Search the data below for the string "Common". Extract every line that contains it.
+++ Records for the task +++
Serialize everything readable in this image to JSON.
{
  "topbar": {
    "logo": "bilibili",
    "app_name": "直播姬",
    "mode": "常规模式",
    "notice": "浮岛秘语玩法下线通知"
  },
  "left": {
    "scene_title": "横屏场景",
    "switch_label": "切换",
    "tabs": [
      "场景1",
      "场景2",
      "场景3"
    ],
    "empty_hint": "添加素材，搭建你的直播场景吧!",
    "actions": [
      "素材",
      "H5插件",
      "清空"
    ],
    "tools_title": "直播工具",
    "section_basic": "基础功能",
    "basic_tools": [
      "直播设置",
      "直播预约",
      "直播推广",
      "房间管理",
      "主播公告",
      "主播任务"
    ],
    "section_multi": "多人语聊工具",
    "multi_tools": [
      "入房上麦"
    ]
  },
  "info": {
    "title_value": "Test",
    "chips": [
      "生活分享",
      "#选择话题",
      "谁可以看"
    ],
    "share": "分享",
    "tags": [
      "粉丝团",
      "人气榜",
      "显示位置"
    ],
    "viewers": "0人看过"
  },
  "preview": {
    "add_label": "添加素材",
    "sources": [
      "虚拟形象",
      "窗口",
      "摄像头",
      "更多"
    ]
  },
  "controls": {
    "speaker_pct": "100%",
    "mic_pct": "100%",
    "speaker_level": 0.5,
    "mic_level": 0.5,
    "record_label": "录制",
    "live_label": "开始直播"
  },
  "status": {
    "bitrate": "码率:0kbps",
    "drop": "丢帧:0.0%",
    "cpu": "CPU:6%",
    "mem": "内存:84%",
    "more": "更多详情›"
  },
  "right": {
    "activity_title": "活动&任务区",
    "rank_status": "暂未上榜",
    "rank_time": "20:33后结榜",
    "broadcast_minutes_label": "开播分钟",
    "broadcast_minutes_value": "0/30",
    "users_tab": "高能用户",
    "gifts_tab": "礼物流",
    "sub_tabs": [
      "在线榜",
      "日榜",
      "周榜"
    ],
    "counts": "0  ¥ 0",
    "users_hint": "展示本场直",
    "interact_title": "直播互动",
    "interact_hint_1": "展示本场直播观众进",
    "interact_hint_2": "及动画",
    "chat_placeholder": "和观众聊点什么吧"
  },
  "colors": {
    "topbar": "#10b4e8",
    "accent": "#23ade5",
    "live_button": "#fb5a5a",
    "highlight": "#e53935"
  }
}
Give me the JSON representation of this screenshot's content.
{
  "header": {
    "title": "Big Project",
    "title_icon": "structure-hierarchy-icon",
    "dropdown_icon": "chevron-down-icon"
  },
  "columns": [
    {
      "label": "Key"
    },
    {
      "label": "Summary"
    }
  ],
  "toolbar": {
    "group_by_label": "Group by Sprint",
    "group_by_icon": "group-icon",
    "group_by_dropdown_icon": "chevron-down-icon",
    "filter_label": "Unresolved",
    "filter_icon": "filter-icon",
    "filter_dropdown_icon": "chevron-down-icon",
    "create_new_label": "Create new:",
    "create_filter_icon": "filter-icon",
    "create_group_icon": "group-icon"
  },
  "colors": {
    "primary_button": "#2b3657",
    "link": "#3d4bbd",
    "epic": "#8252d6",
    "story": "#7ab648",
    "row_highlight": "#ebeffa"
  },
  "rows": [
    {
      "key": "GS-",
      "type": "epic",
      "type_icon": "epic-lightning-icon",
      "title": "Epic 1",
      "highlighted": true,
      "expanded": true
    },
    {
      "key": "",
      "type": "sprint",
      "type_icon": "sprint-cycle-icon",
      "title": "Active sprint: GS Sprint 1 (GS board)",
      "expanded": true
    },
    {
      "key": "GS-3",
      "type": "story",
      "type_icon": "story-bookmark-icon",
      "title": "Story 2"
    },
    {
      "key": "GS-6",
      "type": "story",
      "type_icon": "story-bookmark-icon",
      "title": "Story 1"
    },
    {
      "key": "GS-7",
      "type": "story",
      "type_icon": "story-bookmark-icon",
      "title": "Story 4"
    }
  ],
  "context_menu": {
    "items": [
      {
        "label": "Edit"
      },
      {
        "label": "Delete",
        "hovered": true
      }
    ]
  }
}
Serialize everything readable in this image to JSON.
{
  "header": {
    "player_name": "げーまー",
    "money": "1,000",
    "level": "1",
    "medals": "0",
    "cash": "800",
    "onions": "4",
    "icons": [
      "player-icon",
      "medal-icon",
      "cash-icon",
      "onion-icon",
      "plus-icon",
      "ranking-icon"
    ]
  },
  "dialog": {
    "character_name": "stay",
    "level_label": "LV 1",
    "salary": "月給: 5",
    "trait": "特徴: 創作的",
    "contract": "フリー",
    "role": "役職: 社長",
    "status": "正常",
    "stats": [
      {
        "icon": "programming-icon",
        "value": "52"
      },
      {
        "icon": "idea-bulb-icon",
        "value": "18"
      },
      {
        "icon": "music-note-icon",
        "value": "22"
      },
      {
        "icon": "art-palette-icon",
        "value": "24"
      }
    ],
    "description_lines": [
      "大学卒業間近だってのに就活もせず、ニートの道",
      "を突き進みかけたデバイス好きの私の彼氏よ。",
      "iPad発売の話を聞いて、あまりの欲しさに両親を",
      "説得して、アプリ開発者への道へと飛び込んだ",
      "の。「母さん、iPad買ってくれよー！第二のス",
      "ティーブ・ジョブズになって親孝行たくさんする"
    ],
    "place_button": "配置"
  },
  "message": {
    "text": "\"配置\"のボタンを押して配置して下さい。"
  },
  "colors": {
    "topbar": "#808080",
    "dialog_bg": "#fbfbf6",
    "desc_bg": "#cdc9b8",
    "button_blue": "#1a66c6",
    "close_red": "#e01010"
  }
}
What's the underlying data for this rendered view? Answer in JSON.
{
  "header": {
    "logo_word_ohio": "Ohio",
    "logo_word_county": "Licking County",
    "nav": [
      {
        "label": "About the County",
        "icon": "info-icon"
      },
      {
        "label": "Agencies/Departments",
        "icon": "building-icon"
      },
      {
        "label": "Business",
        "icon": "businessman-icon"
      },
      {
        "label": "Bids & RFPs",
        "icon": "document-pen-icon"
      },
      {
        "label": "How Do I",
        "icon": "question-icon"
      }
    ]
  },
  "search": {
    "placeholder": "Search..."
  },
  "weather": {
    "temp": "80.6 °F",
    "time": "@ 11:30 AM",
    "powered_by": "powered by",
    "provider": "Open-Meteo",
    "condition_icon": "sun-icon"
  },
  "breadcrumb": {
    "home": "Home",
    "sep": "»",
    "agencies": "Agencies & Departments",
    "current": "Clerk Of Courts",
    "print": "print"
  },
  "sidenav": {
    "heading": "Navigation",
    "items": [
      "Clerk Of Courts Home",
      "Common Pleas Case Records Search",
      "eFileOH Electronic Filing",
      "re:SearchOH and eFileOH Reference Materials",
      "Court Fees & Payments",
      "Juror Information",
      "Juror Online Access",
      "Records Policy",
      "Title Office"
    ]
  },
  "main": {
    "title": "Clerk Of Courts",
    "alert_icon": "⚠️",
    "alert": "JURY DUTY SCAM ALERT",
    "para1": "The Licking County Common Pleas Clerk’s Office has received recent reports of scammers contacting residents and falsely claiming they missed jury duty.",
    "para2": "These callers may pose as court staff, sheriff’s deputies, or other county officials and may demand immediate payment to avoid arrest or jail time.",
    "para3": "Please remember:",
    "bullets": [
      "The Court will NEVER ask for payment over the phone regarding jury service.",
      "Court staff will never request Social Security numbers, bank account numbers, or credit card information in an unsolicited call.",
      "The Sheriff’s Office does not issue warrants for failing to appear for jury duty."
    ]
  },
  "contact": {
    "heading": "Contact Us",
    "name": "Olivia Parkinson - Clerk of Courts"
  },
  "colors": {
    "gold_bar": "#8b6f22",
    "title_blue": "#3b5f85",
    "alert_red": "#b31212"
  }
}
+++
**Answer to the problem**.
      "Common Pleas Case Records Search",
    "para1": "The Licking County Common Pleas Clerk’s Office has received recent reports of scammers contacting residents and falsely claiming they missed jury duty.",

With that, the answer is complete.